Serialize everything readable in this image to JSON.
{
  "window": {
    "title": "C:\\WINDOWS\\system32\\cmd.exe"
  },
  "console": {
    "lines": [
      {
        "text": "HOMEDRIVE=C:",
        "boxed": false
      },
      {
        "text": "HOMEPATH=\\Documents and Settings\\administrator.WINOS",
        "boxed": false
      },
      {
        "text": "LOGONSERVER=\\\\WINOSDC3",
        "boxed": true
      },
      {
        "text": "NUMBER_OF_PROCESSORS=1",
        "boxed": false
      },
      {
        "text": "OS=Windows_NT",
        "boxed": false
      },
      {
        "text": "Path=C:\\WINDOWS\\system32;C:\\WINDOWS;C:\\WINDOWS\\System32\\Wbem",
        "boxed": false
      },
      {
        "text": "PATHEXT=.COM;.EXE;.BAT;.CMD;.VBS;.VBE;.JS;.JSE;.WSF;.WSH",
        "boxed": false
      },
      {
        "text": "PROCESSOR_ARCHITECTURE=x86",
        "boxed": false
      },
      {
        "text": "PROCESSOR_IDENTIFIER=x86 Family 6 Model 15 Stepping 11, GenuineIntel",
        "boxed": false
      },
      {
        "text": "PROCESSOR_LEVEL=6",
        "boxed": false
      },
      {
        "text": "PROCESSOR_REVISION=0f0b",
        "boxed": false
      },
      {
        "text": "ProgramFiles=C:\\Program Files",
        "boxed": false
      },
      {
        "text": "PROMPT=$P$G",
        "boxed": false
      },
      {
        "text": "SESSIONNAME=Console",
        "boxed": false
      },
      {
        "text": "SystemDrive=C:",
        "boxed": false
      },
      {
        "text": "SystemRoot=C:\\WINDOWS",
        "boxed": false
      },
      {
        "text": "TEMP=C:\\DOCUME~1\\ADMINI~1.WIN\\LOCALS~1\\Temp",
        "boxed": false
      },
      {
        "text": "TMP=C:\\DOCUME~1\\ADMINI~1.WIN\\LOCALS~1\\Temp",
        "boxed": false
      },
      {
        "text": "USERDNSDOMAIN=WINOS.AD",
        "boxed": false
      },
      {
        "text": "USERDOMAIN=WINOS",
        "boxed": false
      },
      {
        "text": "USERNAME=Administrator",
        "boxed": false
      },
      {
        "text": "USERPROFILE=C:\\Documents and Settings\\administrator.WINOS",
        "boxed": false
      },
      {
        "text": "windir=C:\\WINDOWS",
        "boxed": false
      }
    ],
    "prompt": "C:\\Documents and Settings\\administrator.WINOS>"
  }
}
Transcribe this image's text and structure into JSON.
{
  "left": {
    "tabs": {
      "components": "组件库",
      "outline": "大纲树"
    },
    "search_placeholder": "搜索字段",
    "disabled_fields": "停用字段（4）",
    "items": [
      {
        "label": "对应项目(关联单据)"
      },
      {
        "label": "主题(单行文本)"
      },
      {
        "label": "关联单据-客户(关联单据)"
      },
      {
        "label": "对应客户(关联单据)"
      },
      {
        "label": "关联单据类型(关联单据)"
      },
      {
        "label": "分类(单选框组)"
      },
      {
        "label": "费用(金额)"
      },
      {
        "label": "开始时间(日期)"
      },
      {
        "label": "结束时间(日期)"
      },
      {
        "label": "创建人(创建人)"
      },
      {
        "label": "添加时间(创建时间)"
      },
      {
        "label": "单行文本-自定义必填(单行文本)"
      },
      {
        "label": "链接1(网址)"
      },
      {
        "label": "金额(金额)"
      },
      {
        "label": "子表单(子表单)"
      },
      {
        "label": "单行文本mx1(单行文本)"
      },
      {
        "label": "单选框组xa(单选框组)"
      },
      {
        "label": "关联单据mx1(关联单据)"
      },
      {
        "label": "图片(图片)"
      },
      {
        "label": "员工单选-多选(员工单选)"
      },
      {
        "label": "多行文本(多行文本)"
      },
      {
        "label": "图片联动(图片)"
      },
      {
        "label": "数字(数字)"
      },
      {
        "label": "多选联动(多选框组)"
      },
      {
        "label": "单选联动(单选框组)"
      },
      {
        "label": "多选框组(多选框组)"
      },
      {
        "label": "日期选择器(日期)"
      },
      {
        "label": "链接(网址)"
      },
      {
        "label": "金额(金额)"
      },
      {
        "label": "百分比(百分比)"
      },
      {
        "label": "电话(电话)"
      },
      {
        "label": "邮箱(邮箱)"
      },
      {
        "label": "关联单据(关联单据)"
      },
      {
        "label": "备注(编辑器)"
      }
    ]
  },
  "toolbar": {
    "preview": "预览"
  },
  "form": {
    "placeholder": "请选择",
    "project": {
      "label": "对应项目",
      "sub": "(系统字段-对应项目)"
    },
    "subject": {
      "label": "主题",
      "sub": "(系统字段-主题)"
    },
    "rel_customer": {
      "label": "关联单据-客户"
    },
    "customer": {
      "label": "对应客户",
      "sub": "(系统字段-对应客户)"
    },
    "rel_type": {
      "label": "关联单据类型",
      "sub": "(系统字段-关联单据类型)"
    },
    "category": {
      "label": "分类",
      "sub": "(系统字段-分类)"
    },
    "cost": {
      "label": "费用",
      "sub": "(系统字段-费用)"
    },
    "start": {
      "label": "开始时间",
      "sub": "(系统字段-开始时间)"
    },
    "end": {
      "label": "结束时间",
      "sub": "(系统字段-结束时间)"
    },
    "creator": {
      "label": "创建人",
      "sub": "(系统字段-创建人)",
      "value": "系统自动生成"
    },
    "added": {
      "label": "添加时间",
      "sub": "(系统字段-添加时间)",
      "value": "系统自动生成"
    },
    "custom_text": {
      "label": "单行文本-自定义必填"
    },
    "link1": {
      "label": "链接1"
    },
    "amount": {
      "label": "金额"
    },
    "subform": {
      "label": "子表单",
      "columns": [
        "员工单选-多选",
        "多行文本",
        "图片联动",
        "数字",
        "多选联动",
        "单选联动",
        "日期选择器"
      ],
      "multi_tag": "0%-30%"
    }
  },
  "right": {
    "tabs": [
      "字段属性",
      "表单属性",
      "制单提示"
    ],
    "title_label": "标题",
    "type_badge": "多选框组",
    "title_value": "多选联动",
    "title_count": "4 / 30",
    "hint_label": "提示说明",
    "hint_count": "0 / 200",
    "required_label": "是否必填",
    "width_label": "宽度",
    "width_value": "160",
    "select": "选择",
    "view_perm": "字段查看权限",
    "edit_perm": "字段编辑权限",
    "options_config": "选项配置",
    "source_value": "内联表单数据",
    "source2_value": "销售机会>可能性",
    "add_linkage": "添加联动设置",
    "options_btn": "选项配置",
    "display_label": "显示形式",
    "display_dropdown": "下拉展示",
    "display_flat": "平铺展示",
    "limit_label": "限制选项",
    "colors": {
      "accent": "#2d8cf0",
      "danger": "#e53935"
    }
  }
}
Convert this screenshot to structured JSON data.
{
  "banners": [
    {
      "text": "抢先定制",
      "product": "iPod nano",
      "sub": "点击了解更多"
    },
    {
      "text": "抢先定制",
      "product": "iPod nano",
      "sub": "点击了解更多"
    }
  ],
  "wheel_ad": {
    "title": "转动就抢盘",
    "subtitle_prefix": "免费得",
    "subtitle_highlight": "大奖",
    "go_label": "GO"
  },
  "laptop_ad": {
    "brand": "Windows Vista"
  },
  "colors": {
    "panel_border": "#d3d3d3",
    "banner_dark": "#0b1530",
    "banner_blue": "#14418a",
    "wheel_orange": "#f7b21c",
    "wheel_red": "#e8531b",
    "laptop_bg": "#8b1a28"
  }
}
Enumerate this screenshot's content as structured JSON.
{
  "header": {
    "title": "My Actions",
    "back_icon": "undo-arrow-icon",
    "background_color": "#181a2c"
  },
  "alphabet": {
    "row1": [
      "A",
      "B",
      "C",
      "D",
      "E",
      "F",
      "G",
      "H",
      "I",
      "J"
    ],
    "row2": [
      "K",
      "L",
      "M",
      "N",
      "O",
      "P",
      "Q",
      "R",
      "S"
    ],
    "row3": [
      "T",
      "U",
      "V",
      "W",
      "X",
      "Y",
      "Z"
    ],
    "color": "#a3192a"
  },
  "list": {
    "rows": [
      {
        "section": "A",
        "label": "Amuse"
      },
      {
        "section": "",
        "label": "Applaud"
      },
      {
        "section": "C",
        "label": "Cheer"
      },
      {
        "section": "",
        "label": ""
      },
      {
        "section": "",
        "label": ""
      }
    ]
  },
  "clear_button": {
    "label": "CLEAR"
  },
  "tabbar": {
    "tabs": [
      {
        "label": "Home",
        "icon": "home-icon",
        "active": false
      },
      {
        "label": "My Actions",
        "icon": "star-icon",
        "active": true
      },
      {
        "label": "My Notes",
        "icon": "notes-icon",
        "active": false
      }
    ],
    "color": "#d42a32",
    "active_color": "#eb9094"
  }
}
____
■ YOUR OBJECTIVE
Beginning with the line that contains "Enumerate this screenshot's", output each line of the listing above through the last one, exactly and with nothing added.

■ EXERCISE OUTPUT
Enumerate this screenshot's content as structured JSON.
{
  "header": {
    "title": "My Actions",
    "back_icon": "undo-arrow-icon",
    "background_color": "#181a2c"
  },
  "alphabet": {
    "row1": [
      "A",
      "B",
      "C",
      "D",
      "E",
      "F",
      "G",
      "H",
      "I",
      "J"
    ],
    "row2": [
      "K",
      "L",
      "M",
      "N",
      "O",
      "P",
      "Q",
      "R",
      "S"
    ],
    "row3": [
      "T",
      "U",
      "V",
      "W",
      "X",
      "Y",
      "Z"
    ],
    "color": "#a3192a"
  },
  "list": {
    "rows": [
      {
        "section": "A",
        "label": "Amuse"
      },
      {
        "section": "",
        "label": "Applaud"
      },
      {
        "section": "C",
        "label": "Cheer"
      },
      {
        "section": "",
        "label": ""
      },
      {
        "section": "",
        "label": ""
      }
    ]
  },
  "clear_button": {
    "label": "CLEAR"
  },
  "tabbar": {
    "tabs": [
      {
        "label": "Home",
        "icon": "home-icon",
        "active": false
      },
      {
        "label": "My Actions",
        "icon": "star-icon",
        "active": true
      },
      {
        "label": "My Notes",
        "icon": "notes-icon",
        "active": false
      }
    ],
    "color": "#d42a32",
    "active_color": "#eb9094"
  }
}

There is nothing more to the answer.